A parent’s love is expressed in a myriad of ways, but the most powerful gestures are usually unspoken and leave a lasting impact.
On the popular Facebook group “subtle asian traits,” member Justin Tam posted about a small act of affection from his father Chung, who never said “I love you” or gave him hugs and kisses during most of his childhood.
“My father has never said ‘I love you.’ He’s never been into hugs or kisses or any emotional expression or affection of any kind. As a child I really resented him for this.”
A problem arose during his first internship. When he sought his father’s help, he thought his words fell on deaf ears.
“When I started my first internship during college, I had to wear a business suit everyday to work. My first week, I was reprimanded for wearing brown leather shoes because they were ‘too flashy.’ I told my dad about this and he just shook his head and watched his news. I went to sleep freaking out about how my attire was going to cost me my first internship.”
Then, a surprise came the next day.
“The next morning I woke up and got dressed. And when I went to put on my shoes, my brown leather shoes had been darkened with black toner. It wasn’t perfect, but the toner got the job done. No one mentioned my shoes again.”
Tam admits that while the act did not mean much to him then, he learned to appreciate his father more as he matured.
“As I’ve emerged as an adult, I’ve realized that my father loved me in his own way. He never asked for credit. He just did what he could to help me. He drove me to my violin lessons, basketball practices, school functions, etc. He sat there, often for an hour or more, before smartphones existed. I can’t imagine how bored he must have been.”
He ended his post by expressing gratitude for having the kind of parents that he had.
“I know many of us long for the intimacy and relationships that many of our white friends seem to have with their parents. But for me, I’m very grateful to my parents. Thank you for toning my shoes baba.”
Tam, the eldest of four kids, told NextShark that his parents, who are both from Taiwan, separated when he was only 4 years old. He and his siblings grew up in Tomball, Texas, first living with his mom, and later with his father.
“Growing up, I was the only Asian person in my school,” Tam shared. “Together with my two Mexican friends and one Black friend, we were the only non-white kids in my grade school.”
He noted that both his father and mother, Hui-Min, grew up in military families as children of officers in the Kuomintang Army.
“My parents both grew up in strict military households where they were expected to obey their elders. Both of them resented having overbearing parents. They got married through a matchmaker and moved to America soon afterward for better opportunities.”
Tam shared the different styles of how each parent raised them.
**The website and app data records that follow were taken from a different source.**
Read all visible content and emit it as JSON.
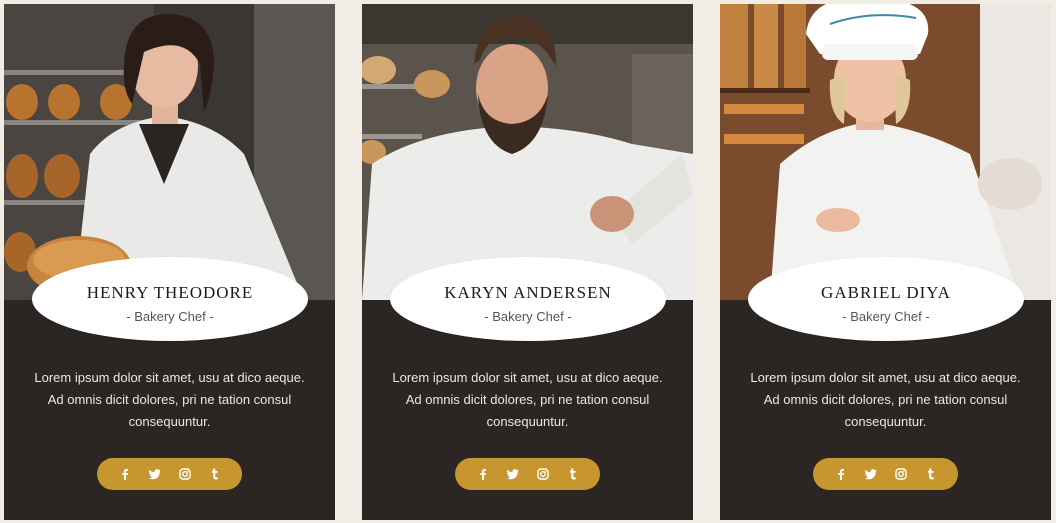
{
  "team": [
    {
      "name": "HENRY THEODORE",
      "role": "- Bakery Chef -",
      "bio": "Lorem ipsum dolor sit amet, usu at dico aeque. Ad omnis dicit dolores, pri ne tation consul consequuntur.",
      "social": [
        "facebook-icon",
        "twitter-icon",
        "instagram-icon",
        "tumblr-icon"
      ]
    },
    {
      "name": "KARYN ANDERSEN",
      "role": "- Bakery Chef -",
      "bio": "Lorem ipsum dolor sit amet, usu at dico aeque. Ad omnis dicit dolores, pri ne tation consul consequuntur.",
      "social": [
        "facebook-icon",
        "twitter-icon",
        "instagram-icon",
        "tumblr-icon"
      ]
    },
    {
      "name": "GABRIEL DIYA",
      "role": "- Bakery Chef -",
      "bio": "Lorem ipsum dolor sit amet, usu at dico aeque. Ad omnis dicit dolores, pri ne tation consul consequuntur.",
      "social": [
        "facebook-icon",
        "twitter-icon",
        "instagram-icon",
        "tumblr-icon"
      ]
    }
  ],
  "colors": {
    "page_bg": "#f1ece4",
    "card_bg": "#2b2624",
    "accent": "#c8962f",
    "name_plate": "#ffffff"
  }
}
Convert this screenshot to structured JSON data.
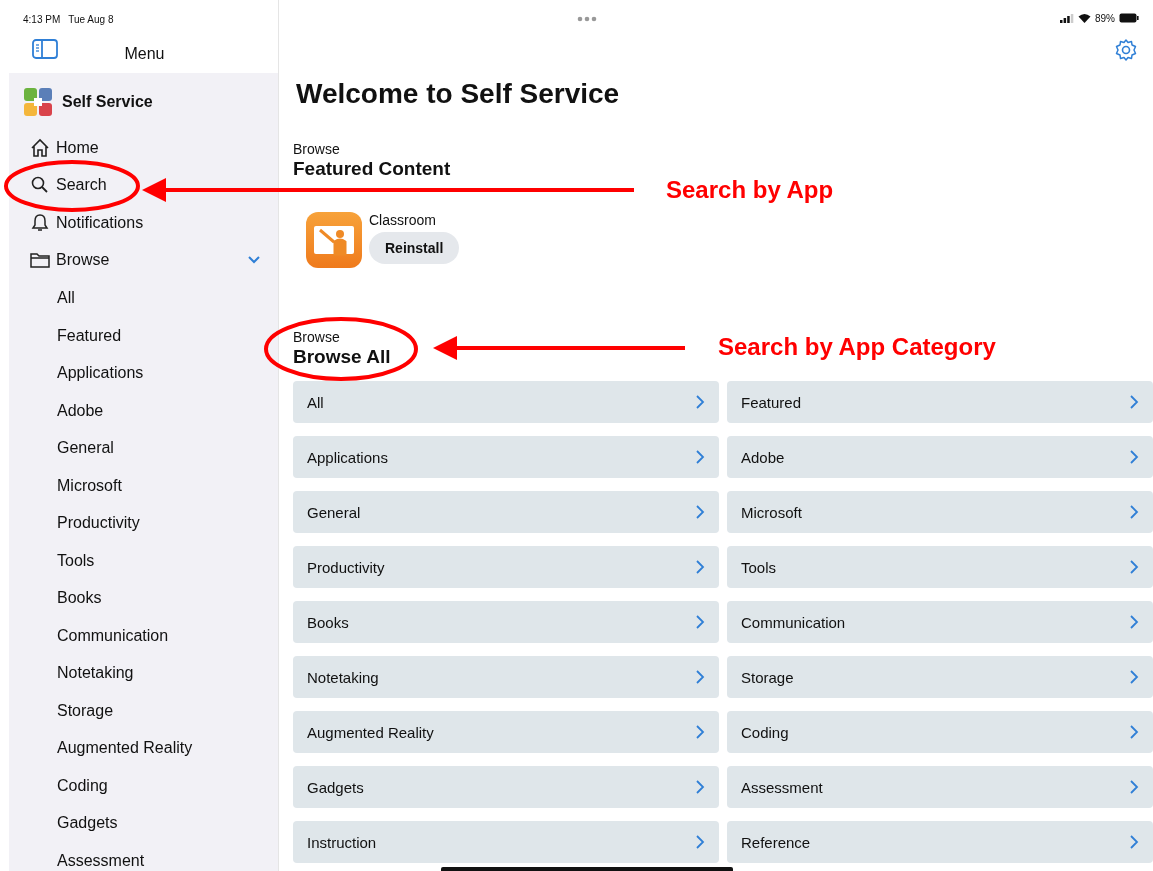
{
  "status_bar": {
    "time": "4:13 PM",
    "date": "Tue Aug 8",
    "battery": "89%"
  },
  "sidebar": {
    "title": "Menu",
    "brand": "Self Service",
    "items": [
      {
        "label": "Home",
        "kind": "home",
        "selected": false
      },
      {
        "label": "Search",
        "kind": "search",
        "selected": false
      },
      {
        "label": "Notifications",
        "kind": "bell",
        "selected": false
      },
      {
        "label": "Browse",
        "kind": "folder",
        "selected": false,
        "expanded": true,
        "children": [
          {
            "label": "All"
          },
          {
            "label": "Featured"
          },
          {
            "label": "Applications"
          },
          {
            "label": "Adobe"
          },
          {
            "label": "General"
          },
          {
            "label": "Microsoft"
          },
          {
            "label": "Productivity"
          },
          {
            "label": "Tools"
          },
          {
            "label": "Books"
          },
          {
            "label": "Communication"
          },
          {
            "label": "Notetaking"
          },
          {
            "label": "Storage"
          },
          {
            "label": "Augmented Reality"
          },
          {
            "label": "Coding"
          },
          {
            "label": "Gadgets"
          },
          {
            "label": "Assessment"
          }
        ]
      }
    ]
  },
  "main": {
    "title": "Welcome to Self Service",
    "featured": {
      "eyebrow": "Browse",
      "heading": "Featured Content",
      "apps": [
        {
          "name": "Classroom",
          "button": "Reinstall"
        }
      ]
    },
    "browse_all": {
      "eyebrow": "Browse",
      "heading": "Browse All",
      "categories": [
        "All",
        "Featured",
        "Applications",
        "Adobe",
        "General",
        "Microsoft",
        "Productivity",
        "Tools",
        "Books",
        "Communication",
        "Notetaking",
        "Storage",
        "Augmented Reality",
        "Coding",
        "Gadgets",
        "Assessment",
        "Instruction",
        "Reference"
      ]
    }
  },
  "annotations": [
    {
      "text": "Search by App"
    },
    {
      "text": "Search by App Category"
    }
  ]
}
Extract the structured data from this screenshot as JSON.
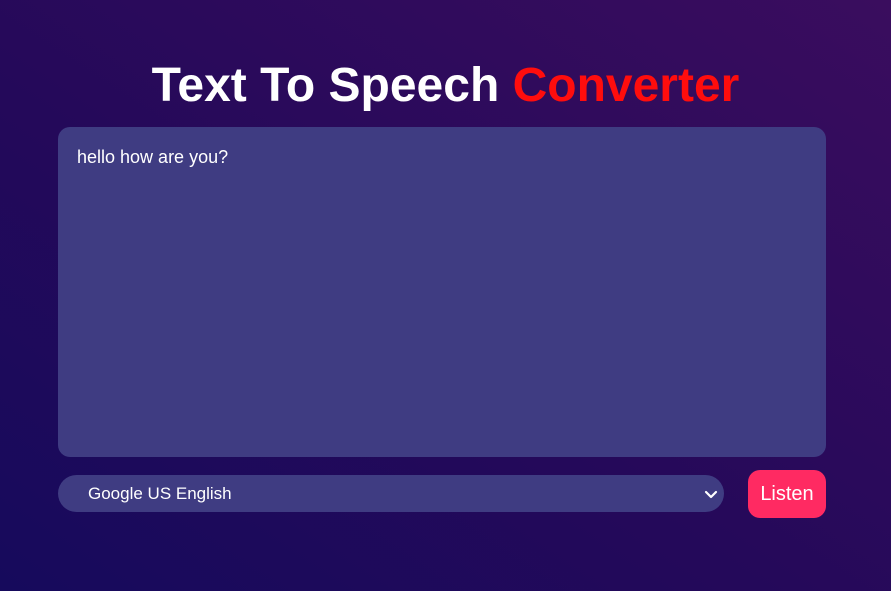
{
  "header": {
    "title_main": "Text To Speech",
    "title_accent": "Converter"
  },
  "editor": {
    "text": "hello how are you?"
  },
  "voice_select": {
    "selected": "Google US English",
    "icon": "chevron-down-icon"
  },
  "actions": {
    "listen_label": "Listen"
  },
  "colors": {
    "accent_title": "#ff0d0d",
    "panel": "#3f3c82",
    "button": "#ff2a62"
  }
}
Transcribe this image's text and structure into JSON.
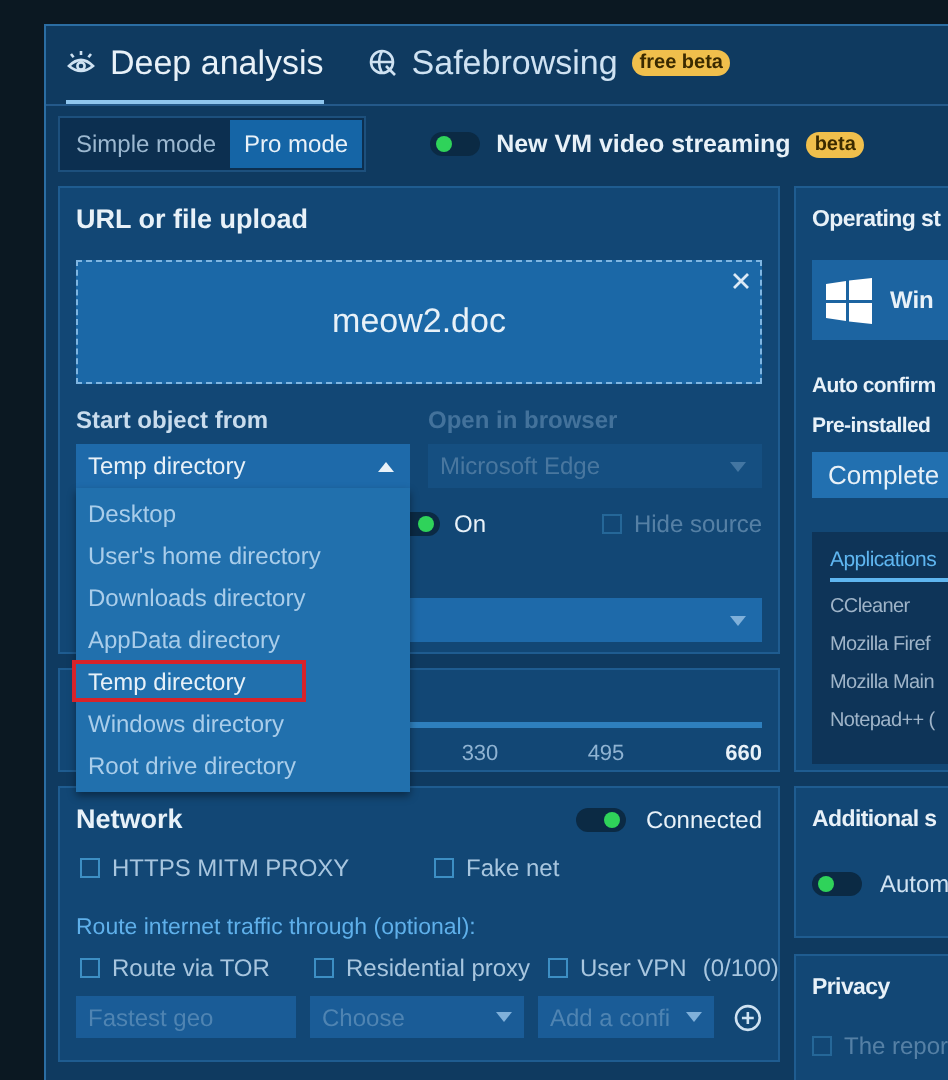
{
  "tabs": [
    {
      "kind": "eye",
      "label": "Deep analysis",
      "selected": true
    },
    {
      "kind": "globe",
      "label": "Safebrowsing",
      "selected": false,
      "badge": "free beta"
    }
  ],
  "modes": [
    {
      "label": "Simple mode",
      "selected": false
    },
    {
      "label": "Pro mode",
      "selected": true
    }
  ],
  "video_streaming": {
    "label": "New VM video streaming",
    "on": false,
    "badge": "beta"
  },
  "upload": {
    "title": "URL or file upload",
    "file": "meow2.doc"
  },
  "start_object": {
    "label": "Start object from",
    "value": "Temp directory",
    "expanded": true,
    "options": [
      {
        "label": "Desktop",
        "selected": false
      },
      {
        "label": "User's home directory",
        "selected": false
      },
      {
        "label": "Downloads directory",
        "selected": false
      },
      {
        "label": "AppData directory",
        "selected": false
      },
      {
        "label": "Temp directory",
        "selected": true
      },
      {
        "label": "Windows directory",
        "selected": false
      },
      {
        "label": "Root drive directory",
        "selected": false
      }
    ]
  },
  "browser": {
    "label": "Open in browser",
    "value": "Microsoft Edge",
    "disabled": true
  },
  "autostart": {
    "label": "On",
    "on": true
  },
  "hide_source": {
    "label": "Hide source",
    "checked": false,
    "disabled": true
  },
  "timeout": {
    "ticks": [
      {
        "label": "330",
        "selected": false
      },
      {
        "label": "495",
        "selected": false
      },
      {
        "label": "660",
        "selected": true
      }
    ]
  },
  "network": {
    "title": "Network",
    "connection": {
      "label": "Connected",
      "on": true
    },
    "options": [
      {
        "label": "HTTPS MITM PROXY",
        "checked": false
      },
      {
        "label": "Fake net",
        "checked": false
      }
    ],
    "route_label": "Route internet traffic through (optional):",
    "routes": [
      {
        "label": "Route via TOR",
        "checked": false
      },
      {
        "label": "Residential proxy",
        "checked": false
      },
      {
        "label": "User VPN",
        "checked": false,
        "count": "(0/100)"
      }
    ],
    "fields": [
      {
        "kind": "input",
        "placeholder": "Fastest geo"
      },
      {
        "kind": "select",
        "placeholder": "Choose"
      },
      {
        "kind": "select",
        "placeholder": "Add a confi"
      }
    ]
  },
  "os": {
    "title": "Operating st",
    "system": "Win",
    "auto_confirm": "Auto confirm",
    "preinstalled": "Pre-installed",
    "preset": "Complete",
    "apps_tab": "Applications",
    "apps": [
      "CCleaner",
      "Mozilla Firef",
      "Mozilla Main",
      "Notepad++ ("
    ]
  },
  "additional": {
    "title": "Additional s",
    "toggle": {
      "label": "Autom",
      "on": false
    }
  },
  "privacy": {
    "title": "Privacy",
    "option": {
      "label": "The repor",
      "checked": false,
      "disabled": true
    }
  }
}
“My mother was all love. She loved us no matter what. Even when we messed up or got in trouble at school. So I want to be able to love my kids unconditionally like she did. My father was hard on us, he expected us to be the very best and he disciplined us for anything short of excellent.”
“Neither of my parents were really able to help me with my homework because they weren’t the greatest at English. I actually looked down on them for that growing up, which I regret now.”
He did note, however, that his father made up for his apparent lack of affection with simple gestures, which he did not realize then as love.
“He wasn’t very loving in the emotional sense, but he was always helping us in different ways, from cooking our favorite foods to driving us to all of our extracurricular activities or buying us toys and school supplies. He was also often away for work, which really strained our relationship.”
When he eventually came to appreciate all the things his dad did for him, he let him know how he felt about it.
“Four years ago in Los Angeles, we visited my grandparents’ graves and were able to have a long conversation about the difficult relationship we had. I told him I now understood why it was so difficult for him to be a parent to me here in America when I was an American speaking English all the time and he was a Taiwanese immigrant speaking Chinese and basic English. There were all kinds of cultural and language barriers that separated us. I thanked him for fixing my shoes, for always feeding me, and caring for me in his way, and spending so much time to help me with my school and making sure I had Taiwanese friends. He would drive me an hour twice a week to Houston so that I could play with Chinese/Taiwanese families because he was afraid I would lose my culture.
While his dad did not show any emotions during their conversation, Tam knew he was touched that his son appreciates his efforts.
“In that same conversation, he talked about how I was so much smarter than him, and that he never knew how to help me. That he wanted to help me more, but never understood what was going on in my school. He also said that he admired me because I was much gentler and kinder than he is. That it was good that I am able to cry and express emotion, but that I should be careful who I share my emotions with because there are people who wouldn’t understand. He told me that his generation and their parents’ generation grew up during war. They didn’t have the luxury of crying or being kind. Everyone had to just take care of themselves.”
Tam’s dad, who is now retired, lives in China while his mom still lives in Tomball, Texas watching over his younger brother.
”I have a good relationship with both of my parents now that I’m older and wiser. I understand so much more of what struggles they had to go through to come to the U.S. and start over. To raise us up in a foreign land, not fully understanding the language or culture.”
Featured Image via Justin Tam